DATA RECORDS
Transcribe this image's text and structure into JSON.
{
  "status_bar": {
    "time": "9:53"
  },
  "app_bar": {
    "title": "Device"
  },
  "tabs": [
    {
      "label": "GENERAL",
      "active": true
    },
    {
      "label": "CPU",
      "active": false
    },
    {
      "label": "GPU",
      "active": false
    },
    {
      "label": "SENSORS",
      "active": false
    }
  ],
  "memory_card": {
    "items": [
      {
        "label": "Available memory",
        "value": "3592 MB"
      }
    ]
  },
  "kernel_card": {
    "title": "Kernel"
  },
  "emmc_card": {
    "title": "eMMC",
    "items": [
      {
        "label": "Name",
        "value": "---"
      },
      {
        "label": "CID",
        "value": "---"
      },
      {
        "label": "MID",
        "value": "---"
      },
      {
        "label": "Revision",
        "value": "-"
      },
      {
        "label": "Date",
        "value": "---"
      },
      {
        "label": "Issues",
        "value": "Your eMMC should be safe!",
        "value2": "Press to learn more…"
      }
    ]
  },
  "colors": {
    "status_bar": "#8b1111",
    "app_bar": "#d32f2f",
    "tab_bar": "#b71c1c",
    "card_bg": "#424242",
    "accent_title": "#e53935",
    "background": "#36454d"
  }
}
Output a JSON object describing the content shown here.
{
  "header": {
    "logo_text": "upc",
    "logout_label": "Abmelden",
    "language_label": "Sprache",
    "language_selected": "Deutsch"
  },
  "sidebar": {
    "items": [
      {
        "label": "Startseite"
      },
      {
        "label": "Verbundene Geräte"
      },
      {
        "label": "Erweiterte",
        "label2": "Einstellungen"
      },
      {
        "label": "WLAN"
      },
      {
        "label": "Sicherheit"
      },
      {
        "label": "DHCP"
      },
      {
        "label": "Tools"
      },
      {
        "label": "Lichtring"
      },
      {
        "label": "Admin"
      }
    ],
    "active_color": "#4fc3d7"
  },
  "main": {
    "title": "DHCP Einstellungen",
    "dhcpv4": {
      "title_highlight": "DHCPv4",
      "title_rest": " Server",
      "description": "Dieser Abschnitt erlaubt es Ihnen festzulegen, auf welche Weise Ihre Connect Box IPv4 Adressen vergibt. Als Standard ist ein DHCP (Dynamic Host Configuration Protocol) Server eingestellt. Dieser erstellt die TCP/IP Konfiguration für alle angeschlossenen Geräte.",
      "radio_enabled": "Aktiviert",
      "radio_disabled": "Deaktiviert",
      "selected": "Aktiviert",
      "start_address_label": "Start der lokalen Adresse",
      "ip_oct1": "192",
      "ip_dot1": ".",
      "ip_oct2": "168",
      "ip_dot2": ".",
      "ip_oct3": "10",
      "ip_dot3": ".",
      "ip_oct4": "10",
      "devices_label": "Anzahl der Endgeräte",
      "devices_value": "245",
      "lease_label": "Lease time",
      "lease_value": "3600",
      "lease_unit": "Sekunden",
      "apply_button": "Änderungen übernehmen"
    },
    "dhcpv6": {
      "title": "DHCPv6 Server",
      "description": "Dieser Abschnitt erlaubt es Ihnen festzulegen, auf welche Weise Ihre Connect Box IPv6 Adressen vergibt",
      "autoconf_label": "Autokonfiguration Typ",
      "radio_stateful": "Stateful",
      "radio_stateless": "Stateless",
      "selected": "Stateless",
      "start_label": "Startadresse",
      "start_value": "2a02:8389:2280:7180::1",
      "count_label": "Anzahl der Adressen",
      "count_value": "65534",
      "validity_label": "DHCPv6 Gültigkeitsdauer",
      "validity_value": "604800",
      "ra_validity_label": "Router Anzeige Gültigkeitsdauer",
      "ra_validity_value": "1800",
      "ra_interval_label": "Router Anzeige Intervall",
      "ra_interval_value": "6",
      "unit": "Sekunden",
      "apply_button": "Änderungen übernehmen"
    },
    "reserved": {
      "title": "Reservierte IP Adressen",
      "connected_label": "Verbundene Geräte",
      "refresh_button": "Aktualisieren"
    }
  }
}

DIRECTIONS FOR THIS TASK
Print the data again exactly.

TASK ANSWER
Transcribe this image's text and structure into JSON.
{
  "status_bar": {
    "time": "9:53"
  },
  "app_bar": {
    "title": "Device"
  },
  "tabs": [
    {
      "label": "GENERAL",
      "active": true
    },
    {
      "label": "CPU",
      "active": false
    },
    {
      "label": "GPU",
      "active": false
    },
    {
      "label": "SENSORS",
      "active": false
    }
  ],
  "memory_card": {
    "items": [
      {
        "label": "Available memory",
        "value": "3592 MB"
      }
    ]
  },
  "kernel_card": {
    "title": "Kernel"
  },
  "emmc_card": {
    "title": "eMMC",
    "items": [
      {
        "label": "Name",
        "value": "---"
      },
      {
        "label": "CID",
        "value": "---"
      },
      {
        "label": "MID",
        "value": "---"
      },
      {
        "label": "Revision",
        "value": "-"
      },
      {
        "label": "Date",
        "value": "---"
      },
      {
        "label": "Issues",
        "value": "Your eMMC should be safe!",
        "value2": "Press to learn more…"
      }
    ]
  },
  "colors": {
    "status_bar": "#8b1111",
    "app_bar": "#d32f2f",
    "tab_bar": "#b71c1c",
    "card_bg": "#424242",
    "accent_title": "#e53935",
    "background": "#36454d"
  }
}
Output a JSON object describing the content shown here.
{
  "header": {
    "logo_text": "upc",
    "logout_label": "Abmelden",
    "language_label": "Sprache",
    "language_selected": "Deutsch"
  },
  "sidebar": {
    "items": [
      {
        "label": "Startseite"
      },
      {
        "label": "Verbundene Geräte"
      },
      {
        "label": "Erweiterte",
        "label2": "Einstellungen"
      },
      {
        "label": "WLAN"
      },
      {
        "label": "Sicherheit"
      },
      {
        "label": "DHCP"
      },
      {
        "label": "Tools"
      },
      {
        "label": "Lichtring"
      },
      {
        "label": "Admin"
      }
    ],
    "active_color": "#4fc3d7"
  },
  "main": {
    "title": "DHCP Einstellungen",
    "dhcpv4": {
      "title_highlight": "DHCPv4",
      "title_rest": " Server",
      "description": "Dieser Abschnitt erlaubt es Ihnen festzulegen, auf welche Weise Ihre Connect Box IPv4 Adressen vergibt. Als Standard ist ein DHCP (Dynamic Host Configuration Protocol) Server eingestellt. Dieser erstellt die TCP/IP Konfiguration für alle angeschlossenen Geräte.",
      "radio_enabled": "Aktiviert",
      "radio_disabled": "Deaktiviert",
      "selected": "Aktiviert",
      "start_address_label": "Start der lokalen Adresse",
      "ip_oct1": "192",
      "ip_dot1": ".",
      "ip_oct2": "168",
      "ip_dot2": ".",
      "ip_oct3": "10",
      "ip_dot3": ".",
      "ip_oct4": "10",
      "devices_label": "Anzahl der Endgeräte",
      "devices_value": "245",
      "lease_label": "Lease time",
      "lease_value": "3600",
      "lease_unit": "Sekunden",
      "apply_button": "Änderungen übernehmen"
    },
    "dhcpv6": {
      "title": "DHCPv6 Server",
      "description": "Dieser Abschnitt erlaubt es Ihnen festzulegen, auf welche Weise Ihre Connect Box IPv6 Adressen vergibt",
      "autoconf_label": "Autokonfiguration Typ",
      "radio_stateful": "Stateful",
      "radio_stateless": "Stateless",
      "selected": "Stateless",
      "start_label": "Startadresse",
      "start_value": "2a02:8389:2280:7180::1",
      "count_label": "Anzahl der Adressen",
      "count_value": "65534",
      "validity_label": "DHCPv6 Gültigkeitsdauer",
      "validity_value": "604800",
      "ra_validity_label": "Router Anzeige Gültigkeitsdauer",
      "ra_validity_value": "1800",
      "ra_interval_label": "Router Anzeige Intervall",
      "ra_interval_value": "6",
      "unit": "Sekunden",
      "apply_button": "Änderungen übernehmen"
    },
    "reserved": {
      "title": "Reservierte IP Adressen",
      "connected_label": "Verbundene Geräte",
      "refresh_button": "Aktualisieren"
    }
  }
}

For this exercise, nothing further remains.